Believe it or not, the advertising industry is now talking up the idea of ad blockers.
Concerned that annoying and intrusive ads are driving away web users, leading ad agencies and marketing gurus are expressing support for technology that would block autoplay video ads with sound, ads that feature flashing lights and colors, and perhaps pop-up ads that take over the whole screen.
Keep in mind, though, it's advertisers talking. They don't want to block all ads -- only the ones they deem annoying, meaning the other guy's ads. They've set up something called the Coalition for Better Ads.
"The end game here is to remove these types of ads which are undercutting the consumer internet experience," said Stu Ingis, counsel to the coalition and attorney at Venable LLP, Advertising Age reported. "Truthfully, those ads can potentially and seriously undercut the broader internet ecosystem."
The coalition is said to include Google, Microsoft, Procter & Gamble, Unilever, WPP's ad-buying giant GroupM, Facebook, Thomson Reuters, The Washington Post, the Interactive Advertising Bureau, and the Association of National Advertisers.
It goes without saying that annoying ads are, well, annoying -- but advertisers are nothing if not research gurus, so the coalition conducted a study of 25,000 consumers in the U.S. and Europe to rate 104 different ads on desktop and mobile. Sure enough, the survey found that consumers don't like autoplay video ads with sound, pop-ups, and ads that flash or change colors rapidly.
Ingis said an independent monitoring group will be needed if the coalition decides to press ahead with using technology to block the offensive ads.
"Oversight is needed to make sure the tech is doing what it is supposed to. Oversight is needed so no one company is by themselves in setting or making determinations," he said in the AdAge report.
What one company could Ingis be talking about?
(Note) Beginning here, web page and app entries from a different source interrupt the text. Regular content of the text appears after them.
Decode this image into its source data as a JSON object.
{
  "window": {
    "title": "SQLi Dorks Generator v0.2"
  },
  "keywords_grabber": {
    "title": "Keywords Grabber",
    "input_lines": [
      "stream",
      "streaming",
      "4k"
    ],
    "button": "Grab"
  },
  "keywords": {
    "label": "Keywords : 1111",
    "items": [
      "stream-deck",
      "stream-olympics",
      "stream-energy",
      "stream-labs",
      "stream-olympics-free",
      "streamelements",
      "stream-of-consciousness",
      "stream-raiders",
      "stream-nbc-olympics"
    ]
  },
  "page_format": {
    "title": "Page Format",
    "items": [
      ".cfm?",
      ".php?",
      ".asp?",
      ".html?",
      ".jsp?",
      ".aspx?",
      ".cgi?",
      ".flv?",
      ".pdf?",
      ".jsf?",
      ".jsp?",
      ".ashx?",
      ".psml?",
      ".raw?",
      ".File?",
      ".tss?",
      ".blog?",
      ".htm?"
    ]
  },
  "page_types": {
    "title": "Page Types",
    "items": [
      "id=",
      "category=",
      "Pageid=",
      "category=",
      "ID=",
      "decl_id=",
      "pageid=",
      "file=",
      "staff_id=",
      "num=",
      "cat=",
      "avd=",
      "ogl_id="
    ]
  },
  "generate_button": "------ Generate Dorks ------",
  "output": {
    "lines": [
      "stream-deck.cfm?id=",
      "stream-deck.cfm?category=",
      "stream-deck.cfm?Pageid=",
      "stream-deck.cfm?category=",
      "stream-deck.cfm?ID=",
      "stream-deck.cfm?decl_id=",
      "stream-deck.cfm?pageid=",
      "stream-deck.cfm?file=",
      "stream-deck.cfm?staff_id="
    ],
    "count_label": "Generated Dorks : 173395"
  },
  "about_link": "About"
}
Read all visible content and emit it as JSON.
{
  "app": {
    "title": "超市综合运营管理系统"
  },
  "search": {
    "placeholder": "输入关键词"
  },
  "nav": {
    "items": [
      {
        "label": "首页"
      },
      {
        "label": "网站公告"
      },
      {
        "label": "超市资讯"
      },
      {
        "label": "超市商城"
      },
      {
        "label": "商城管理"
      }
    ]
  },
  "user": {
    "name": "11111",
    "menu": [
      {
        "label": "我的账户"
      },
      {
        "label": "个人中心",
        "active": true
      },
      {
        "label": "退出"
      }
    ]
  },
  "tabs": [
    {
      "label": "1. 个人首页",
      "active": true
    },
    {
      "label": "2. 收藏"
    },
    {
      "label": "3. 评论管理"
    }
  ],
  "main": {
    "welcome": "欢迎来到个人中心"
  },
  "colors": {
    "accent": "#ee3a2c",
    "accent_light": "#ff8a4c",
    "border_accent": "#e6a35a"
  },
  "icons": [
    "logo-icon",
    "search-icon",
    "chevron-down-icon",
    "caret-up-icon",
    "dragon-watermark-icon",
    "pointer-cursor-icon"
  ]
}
A few days before word of the Better Ad Coalition leaked out, there were reports that Google was considering adding a default ad blocker to its Chrome browser.
The blocker would, of course, block ads deemed by Google to be offensive. Other people's ads, in other words. The notion did not go over well.
“A monopoly which is already not affected by ad blocking in general because of paid whitelisting having more power is scary,” said Meagan Lopez, global digital business director for The New York Times, according to Digiday. “Owning every aspect of the advertising world from tech to search to exchanges to measurement to servers to ad blocking within the browser just means less control again for everyone else.”
Or as Digiday put it: "Don’t expect a half page of ads at the top of a search results page to get dinged, no matter the third-party Google officially christens as the standard bearer."
The coalition stresses that it has not yet firmed up its plans, but Ingis says advertisers and consumers are on the same page when it comes to improving the internet experience.
"The ad industry has a self-interest to make sure the ad supported internet that consumers love continues," he said. "The incentives of the ad industry, from my view, are exactly right. And they are perfectly aligned with what consumer interest would want."